On December 29, 2022, President Biden signed a $1.7 trillion spending bill. This bill needed to be signed by Friday, December 30, 2022 to avoid a government shutdown.
The Consolidated Appropriations Act of 2023 was passed by the House on a vote of 225–201. Earlier, the Senate passed the bill on a bipartisan vote of 68 to 29. The Consolidated Appropriations Act will fund the federal government until September 30, 2023. This eliminates the need to pass a continuing resolution to fund the government.
Many members of Congress had hoped that there would be a substantial tax title in the bill. Congress, however, was unable to build a bipartisan consensus on the expanded child tax credit and the research and development amortization rules. Therefore, the bill did not include a major tax title. In addition, many of the small tax extenders that had been in previous bills were not included.
A major portion of the bill was a bipartisan retirement plan titled "SECURE 2.0." This bill includes multiple provisions designed to increase retirement savings. One helpful change is that the required minimum distribution (RMD) age will increase to 73 in 2023 and 75 in 2033.
SECURE 2.0 initially was passed by the House with a cost of $37 billion. The Senate version increased to $44 billion and the final bill was scored at $53 billion. House Ways and Means Committee Chair Richard E. Neal (D-MA) indicated the increased cost was "fully offset" by various provisions.
One of the provisions requires that the catch-up contributions for individuals over age 50 who have incomes of $145,000 or more to use a Roth IRA plan. This accelerates the payment of taxes on the catch-up contributions and will raise substantial revenue.
Another revenue raiser is a provision to limit the tax benefits for syndicated conservation easement charitable deductions. These deductions will be limited to 2.5 times the basis of the investors. This provision is estimated to raise $6.4 billion over the next decade.
The bill funds the Defense Department with $858 billion. The non-defense spending is $800 billion. There is an allocation of $44.9 billion for military and humanitarian aid to Ukraine. The U.S. disaster relief fund received by $40.6 billion.

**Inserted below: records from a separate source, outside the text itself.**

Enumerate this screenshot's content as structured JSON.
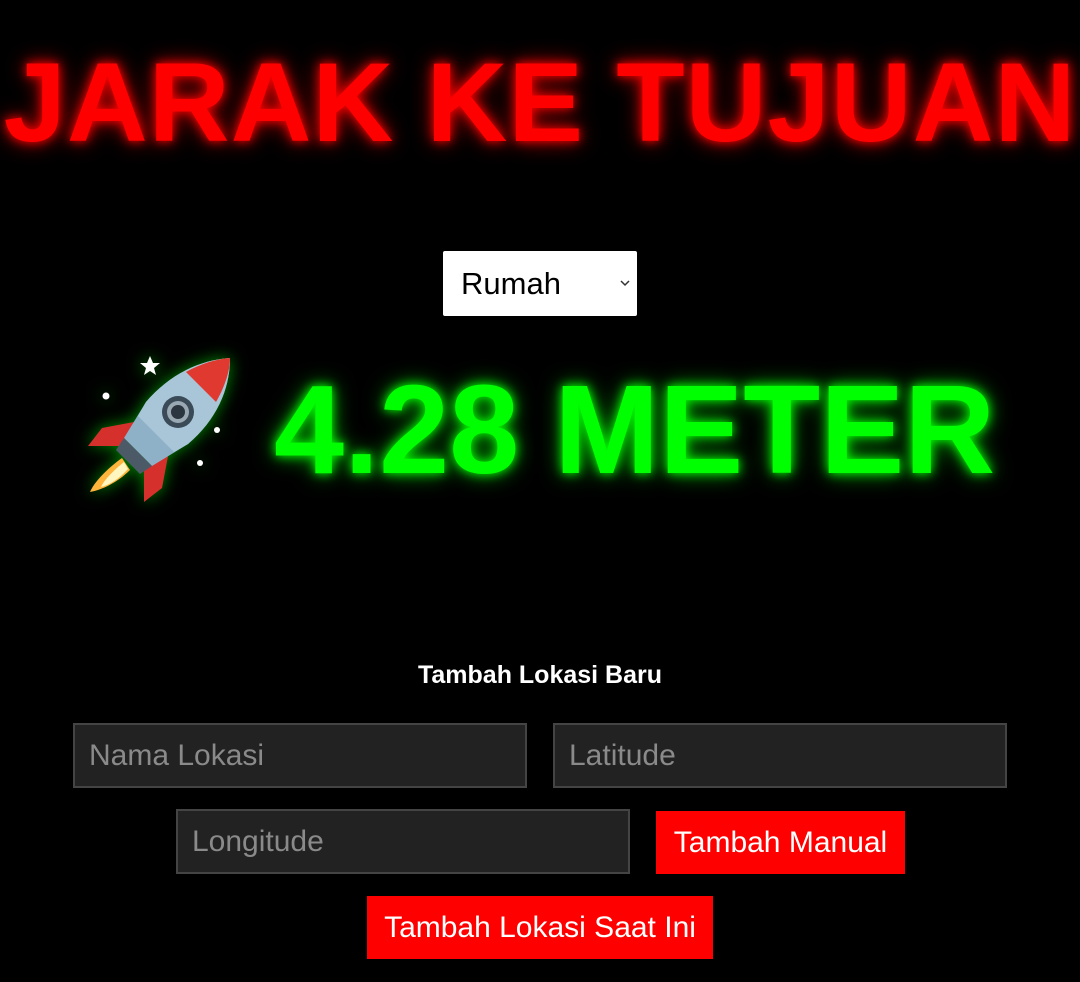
{
  "header": {
    "title": "JARAK KE TUJUAN",
    "title_color": "#ff0000"
  },
  "destination_select": {
    "selected": "Rumah"
  },
  "distance": {
    "icon": "rocket-icon",
    "text": "4.28 METER",
    "color": "#00ff00"
  },
  "add_location": {
    "title": "Tambah Lokasi Baru",
    "name_placeholder": "Nama Lokasi",
    "latitude_placeholder": "Latitude",
    "longitude_placeholder": "Longitude",
    "add_manual_label": "Tambah Manual",
    "add_current_label": "Tambah Lokasi Saat Ini",
    "button_color": "#ff0000"
  }
}
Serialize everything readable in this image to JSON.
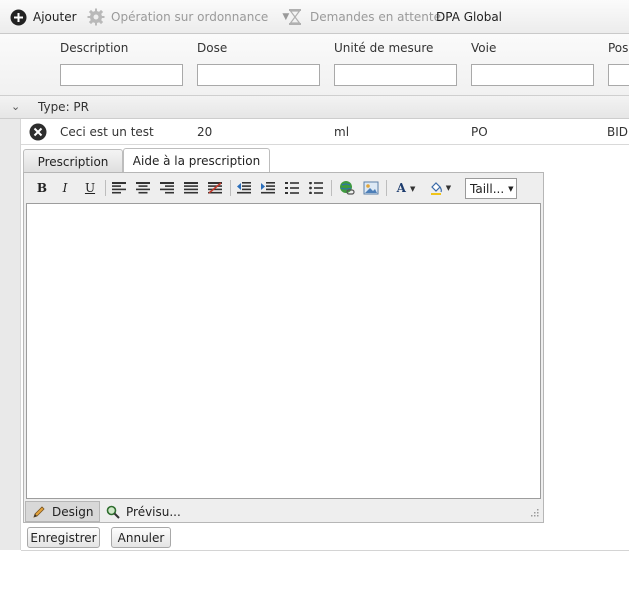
{
  "toolbar": {
    "add_label": "Ajouter",
    "operation_label": "Opération sur ordonnance",
    "pending_label": "Demandes en attente",
    "dpa_label": "DPA Global"
  },
  "grid": {
    "columns": [
      "Description",
      "Dose",
      "Unité de mesure",
      "Voie",
      "Posologie"
    ],
    "group_label": "Type: PR",
    "row": {
      "description": "Ceci est un test",
      "dose": "20",
      "unit": "ml",
      "route": "PO",
      "posology": "BID"
    }
  },
  "tabs": {
    "prescription": "Prescription",
    "aid": "Aide à la prescription"
  },
  "editor": {
    "bold": "B",
    "italic": "I",
    "underline": "U",
    "font_color_glyph": "A",
    "size_label": "Taill...",
    "design_label": "Design",
    "preview_label": "Prévisu..."
  },
  "actions": {
    "save": "Enregistrer",
    "cancel": "Annuler"
  },
  "colors": {
    "accent_link": "#2a6ebb",
    "disabled_text": "#9a9a9a"
  }
}
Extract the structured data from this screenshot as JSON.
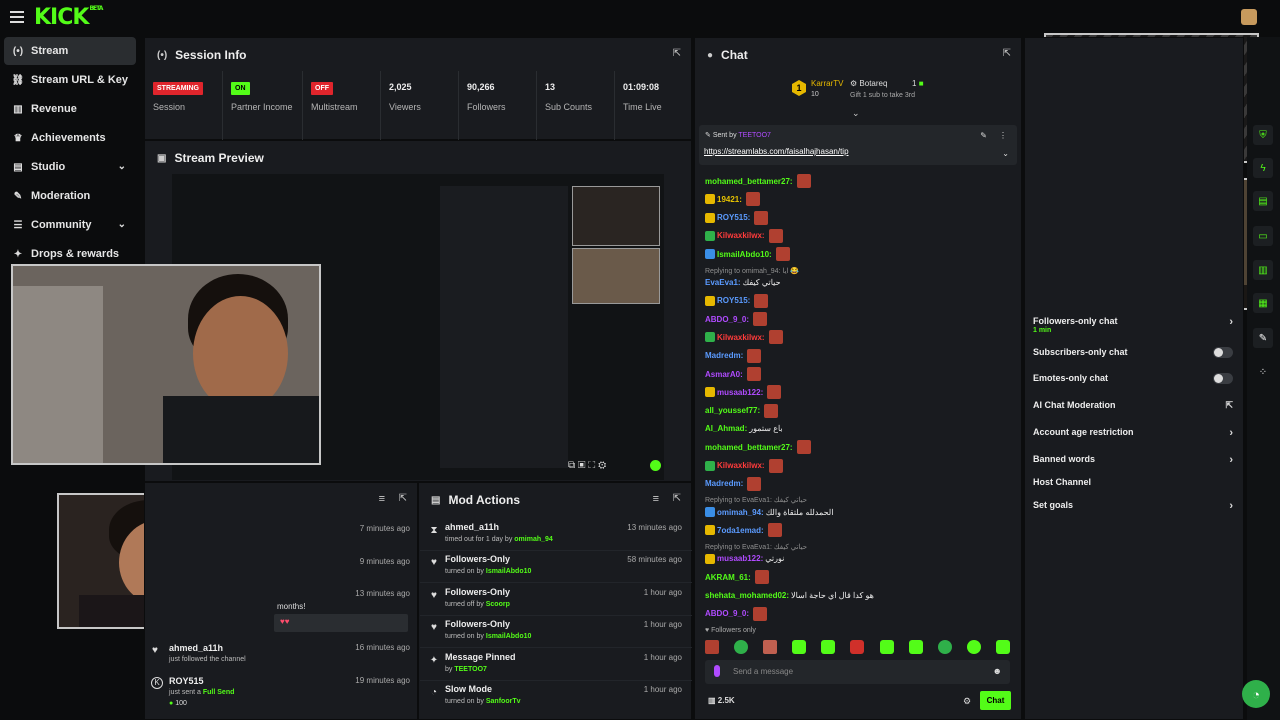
{
  "brand": {
    "logo": "KICK",
    "logo_sup": "BETA",
    "accent": "#53fc18",
    "live_red": "#e0252c"
  },
  "sidebar": {
    "items": [
      {
        "label": "Stream",
        "icon": "radio-icon",
        "active": true
      },
      {
        "label": "Stream URL & Key",
        "icon": "link-icon"
      },
      {
        "label": "Revenue",
        "icon": "chart-icon"
      },
      {
        "label": "Achievements",
        "icon": "trophy-icon"
      },
      {
        "label": "Studio",
        "icon": "studio-icon",
        "chevron": "⌄"
      },
      {
        "label": "Moderation",
        "icon": "wrench-icon"
      },
      {
        "label": "Community",
        "icon": "community-icon",
        "chevron": "⌄"
      },
      {
        "label": "Drops & rewards",
        "icon": "gift-icon"
      }
    ]
  },
  "session": {
    "title": "Session Info",
    "stats": [
      {
        "badge": "STREAMING",
        "label": "Session"
      },
      {
        "badge": "ON",
        "label": "Partner Income"
      },
      {
        "badge": "OFF",
        "label": "Multistream"
      },
      {
        "value": "2,025",
        "label": "Viewers"
      },
      {
        "value": "90,266",
        "label": "Followers"
      },
      {
        "value": "13",
        "label": "Sub Counts"
      },
      {
        "value": "01:09:08",
        "label": "Time Live"
      }
    ]
  },
  "preview": {
    "title": "Stream Preview"
  },
  "feed": {
    "rows": [
      {
        "time": "7 minutes ago"
      },
      {
        "time": "9 minutes ago"
      },
      {
        "time": "13 minutes ago",
        "text": "months!"
      },
      {
        "name": "ahmed_a11h",
        "sub": "just followed the channel",
        "time": "16 minutes ago"
      },
      {
        "name": "ROY515",
        "sub": "just sent a",
        "highlight": "Full Send",
        "amount": "100",
        "time": "19 minutes ago"
      }
    ]
  },
  "mod": {
    "title": "Mod Actions",
    "rows": [
      {
        "icon": "hourglass-icon",
        "name": "ahmed_a11h",
        "sub": "timed out for 1 day by",
        "by": "omimah_94",
        "time": "13 minutes ago"
      },
      {
        "icon": "heart-icon",
        "name": "Followers-Only",
        "sub": "turned on by",
        "by": "IsmailAbdo10",
        "time": "58 minutes ago"
      },
      {
        "icon": "heart-icon",
        "name": "Followers-Only",
        "sub": "turned off by",
        "by": "Scoorp",
        "time": "1 hour ago"
      },
      {
        "icon": "heart-icon",
        "name": "Followers-Only",
        "sub": "turned on by",
        "by": "IsmailAbdo10",
        "time": "1 hour ago"
      },
      {
        "icon": "pin-icon",
        "name": "Message Pinned",
        "sub": "by",
        "by": "TEETOO7",
        "time": "1 hour ago"
      },
      {
        "icon": "slow-icon",
        "name": "Slow Mode",
        "sub": "turned on by",
        "by": "SanfoorTv",
        "time": "1 hour ago"
      }
    ]
  },
  "chat": {
    "title": "Chat",
    "leader": {
      "rank": "1",
      "name": "KarrarTV",
      "count": "10",
      "second": "Botareq",
      "second_count": "1",
      "gift_text": "Gift 1 sub to take 3rd"
    },
    "pin": {
      "sent_by": "Sent by",
      "user": "TEETOO7",
      "link": "https://streamlabs.com/faisalhajhasan/tip"
    },
    "messages": [
      {
        "user": "mohamed_bettamer27:",
        "color": "#53fc18",
        "emote": true
      },
      {
        "user": "19421:",
        "color": "#e6c200",
        "emote": true,
        "badge": "#e6b800"
      },
      {
        "user": "ROY515:",
        "color": "#5b9bff",
        "emote": true,
        "badge": "#e6b800"
      },
      {
        "user": "Kilwaxkilwx:",
        "color": "#ff3b3b",
        "emote": true,
        "badge": "#2fb04a"
      },
      {
        "user": "IsmailAbdo10:",
        "color": "#53fc18",
        "emote": true,
        "badge": "#3a8ee6"
      },
      {
        "reply": "Replying to omimah_94: ايا 😂"
      },
      {
        "user": "EvaEva1:",
        "color": "#5b9bff",
        "text": "حياتي كيفك"
      },
      {
        "user": "ROY515:",
        "color": "#5b9bff",
        "emote": true,
        "badge": "#e6b800"
      },
      {
        "user": "ABDO_9_0:",
        "color": "#b04bff",
        "emote": true
      },
      {
        "user": "Kilwaxkilwx:",
        "color": "#ff3b3b",
        "emote": true,
        "badge": "#2fb04a"
      },
      {
        "user": "Madredm:",
        "color": "#5b9bff",
        "emote": true
      },
      {
        "user": "AsmarA0:",
        "color": "#b04bff",
        "emote": true
      },
      {
        "user": "musaab122:",
        "color": "#b04bff",
        "emote": true,
        "badge": "#e6b800"
      },
      {
        "user": "all_youssef77:",
        "color": "#53fc18",
        "emote": true
      },
      {
        "user": "Al_Ahmad:",
        "color": "#53fc18",
        "text": "باع ستمور"
      },
      {
        "user": "mohamed_bettamer27:",
        "color": "#53fc18",
        "emote": true
      },
      {
        "user": "Kilwaxkilwx:",
        "color": "#ff3b3b",
        "emote": true,
        "badge": "#2fb04a"
      },
      {
        "user": "Madredm:",
        "color": "#5b9bff",
        "emote": true
      },
      {
        "reply": "Replying to EvaEva1: حياتي كيفك"
      },
      {
        "user": "omimah_94:",
        "color": "#5b9bff",
        "text": "الحمدلله ملتقاة والك",
        "badge": "#3a8ee6"
      },
      {
        "user": "7oda1emad:",
        "color": "#5b9bff",
        "emote": true,
        "badge": "#e6b800"
      },
      {
        "reply": "Replying to EvaEva1: حياتي كيفك"
      },
      {
        "user": "musaab122:",
        "color": "#b04bff",
        "text": "نورتي",
        "badge": "#e6b800"
      },
      {
        "user": "AKRAM_61:",
        "color": "#53fc18",
        "emote": true
      },
      {
        "user": "shehata_mohamed02:",
        "color": "#53fc18",
        "text": "هو كدا قال اي حاجة اسالا"
      },
      {
        "user": "ABDO_9_0:",
        "color": "#b04bff",
        "emote": true
      }
    ],
    "followers_only": "Followers only",
    "input_placeholder": "Send a message",
    "viewers": "2.5K",
    "send_label": "Chat"
  },
  "settings": {
    "rows": [
      {
        "label": "Followers-only chat",
        "sub": "1 min",
        "control": "chevron"
      },
      {
        "label": "Subscribers-only chat",
        "control": "toggle"
      },
      {
        "label": "Emotes-only chat",
        "control": "toggle"
      },
      {
        "label": "AI Chat Moderation",
        "control": "external"
      },
      {
        "label": "Account age restriction",
        "control": "chevron"
      },
      {
        "label": "Banned words",
        "control": "chevron"
      },
      {
        "label": "Host Channel",
        "control": "none"
      },
      {
        "label": "Set goals",
        "control": "chevron"
      }
    ]
  }
}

A contentious issue for the past decade has been projects earmarked for home states and districts of congress members. This bill included $15.3 billion for over 7,200 projects that were earmarked for specific states or districts. A lawmaker whose district receives an earmark must, however, publish their request online and certify that they have no financial interest in the project.